For accountability to work, citizens have to demonstrate they are paying attention and willing to support improvement. My office has held "What To Do When The Lights Go On" conversations between police, youth, parents and lawyers about expectations they have of each other and to improve relations between them. We assist residents form "phone trees" to report negative activity and show engagement in being part of the solution. We host Take Back Our Streets, "positive loitering," public roll calls and back-to-school events that convey responsibility at all levels. We are also vigilant about problem properties, ensuring that landlords meet their legal obligations, as well as that tenants understand their rights and responsibilities. Our "squeaky wheel" efforts are paying off and we expect them to play an important role in the future.

3. What, if any, city assets would you consider privatizing to raise money?
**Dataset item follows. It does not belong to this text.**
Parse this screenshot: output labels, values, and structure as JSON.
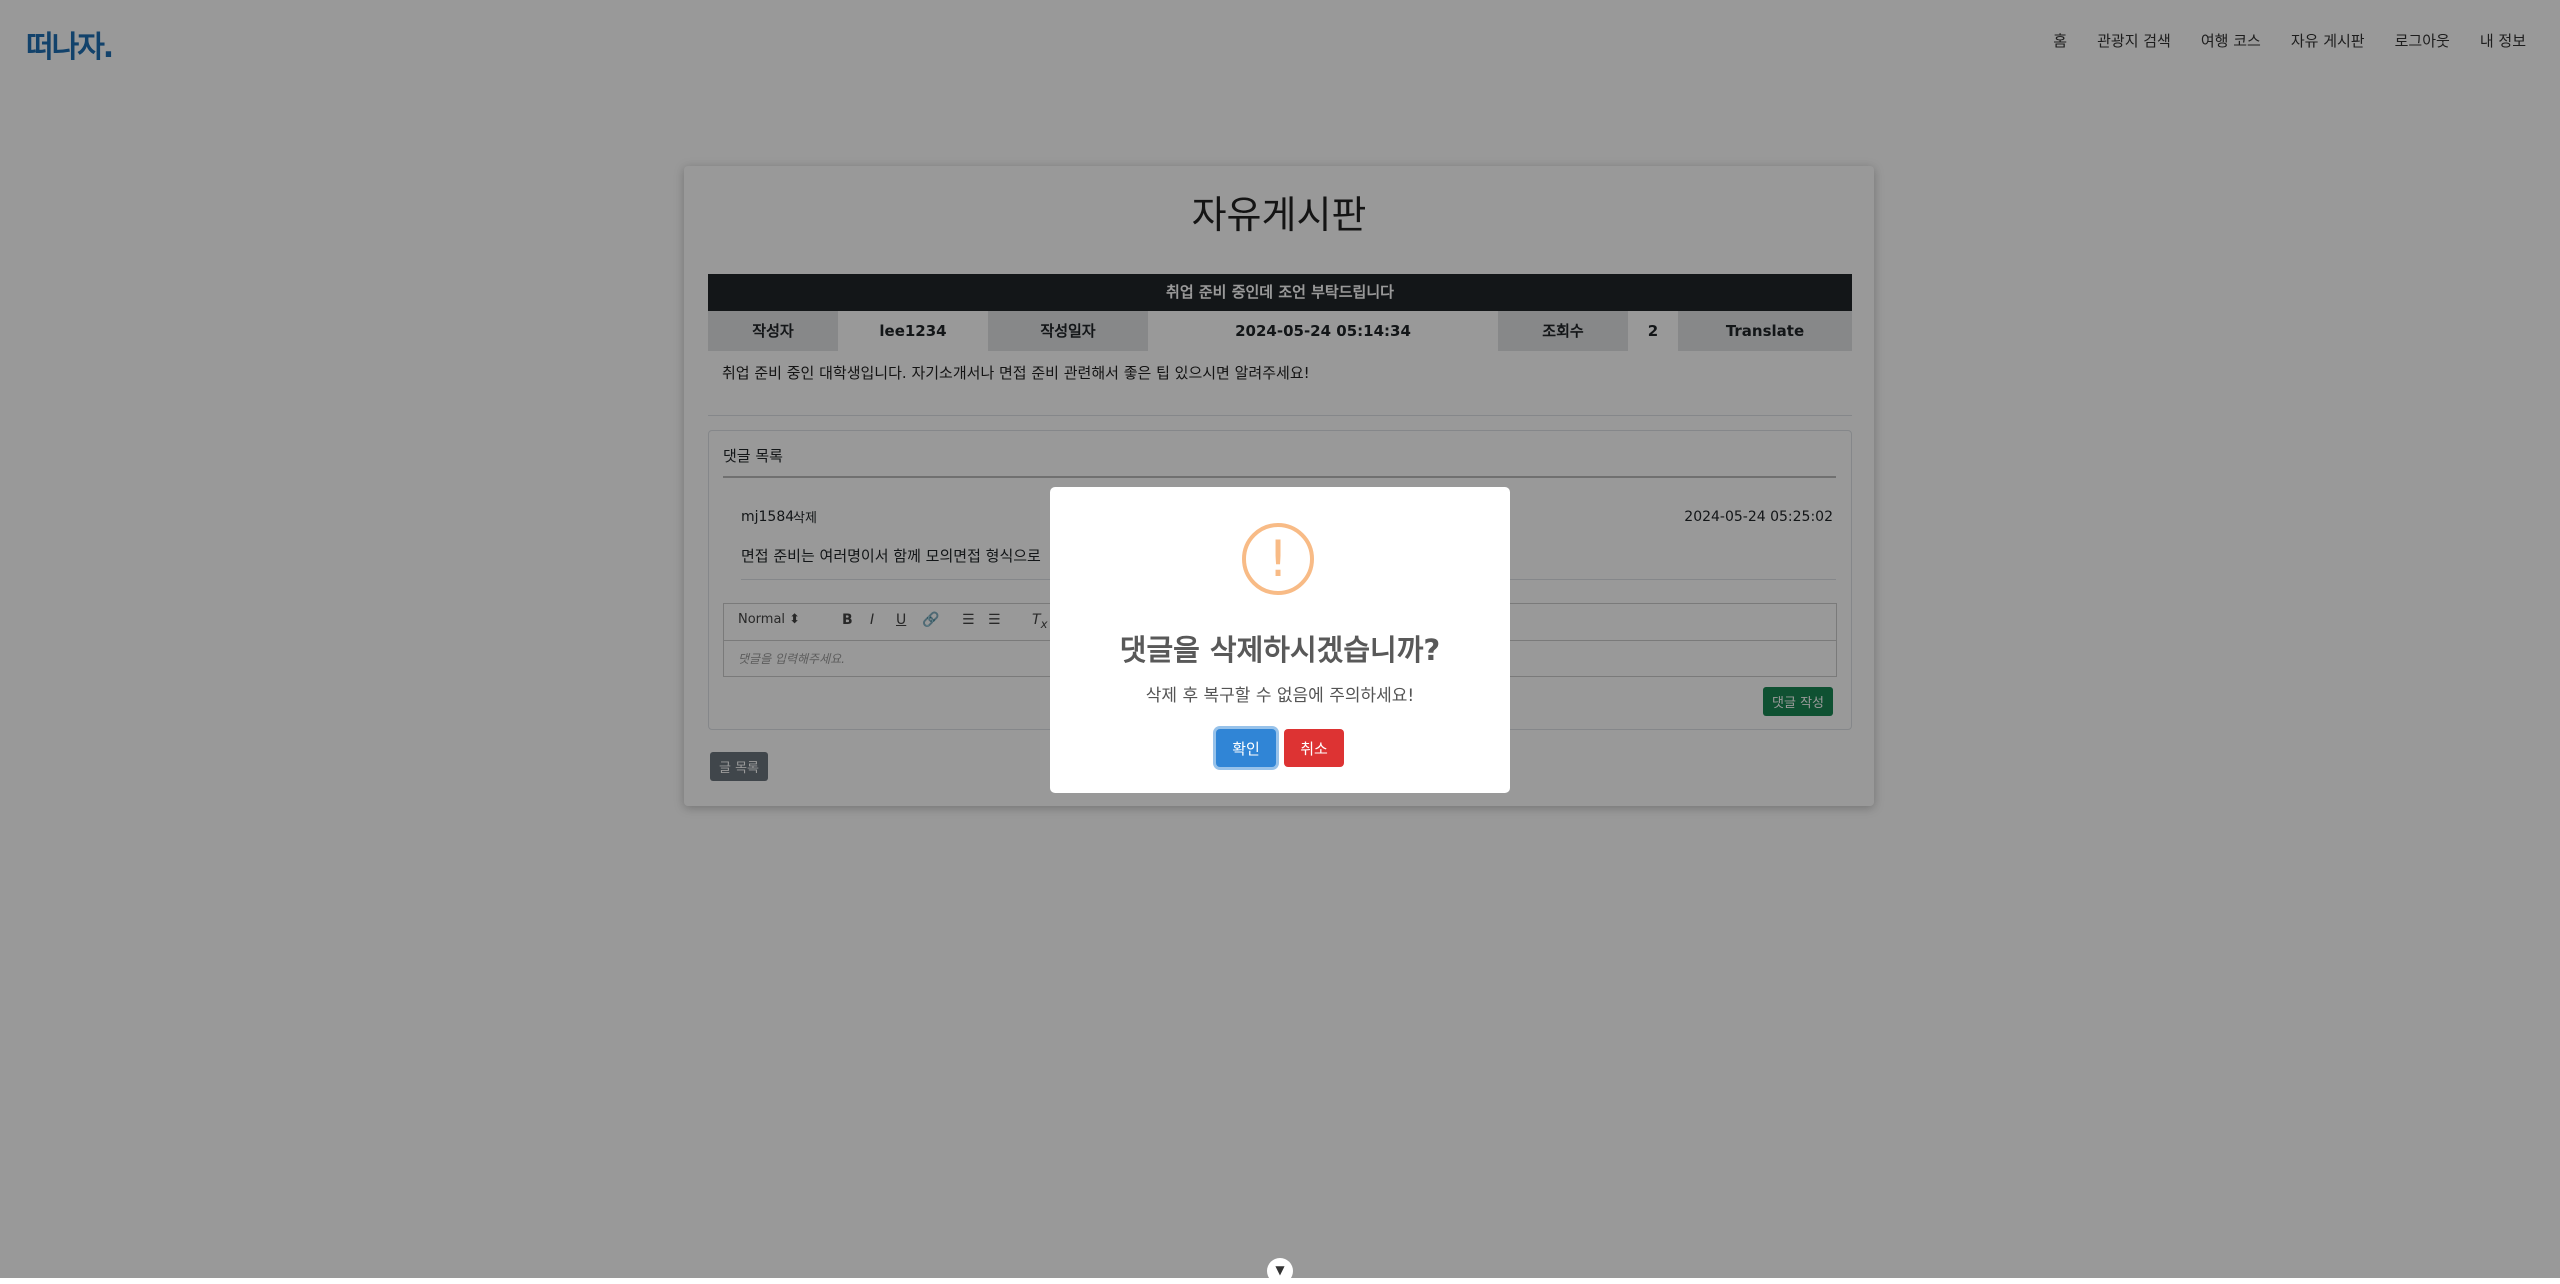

I achieved a national reputation for my stand on stronger oversight, more transparency and thorough advance cost-benefit analysis regarding privatization of city assets. I was one of a handful of aldermen to oppose the Midway Airport and parking meter deals precisely because of the flawed process. I am a co-sponsor of the Privatization Transparency and Accountability Ordinance which establishes a process to provide for public input and City Council review of any proposed City privatization plans.

I have seen no evidence privatization benefits the city. To the contrary, we have experienced rising costs, decreased city control, loss of good paying jobs for residents, unresponsiveness to poor service, and increased exposure to waste and fraud. It serves as a short-term way to avoid creatively addressing systemic budget shortfalls. I favor a moratorium on privatization, as well as revisiting several previous hurried deals on both legal and benefit grounds.

4. Do you support or oppose the vote to increase the minimum wage in several steps to $13 an hour by 2019?

I co-sponsored the $15 minimum wage ordinance and supported the $13 minimum wage ordinance the City Council recently voted to approve. Low-wage jobs only feed the cycle of poverty. Taxpayers end up shouldering the cost of benefits, health care and social services not offered by major low-wage employers. A range of experts have long said the most effective and fair way to improve the overall economy is to increase the purchasing power of the majority of employable people.

5. Are you in favor of Chicago's Red Light Camera program?

No, it seems rife with manipulation and misapplication. It overly burdens average citizens, with little evidence that it improves safety.

Leslie Hairston

Related Topics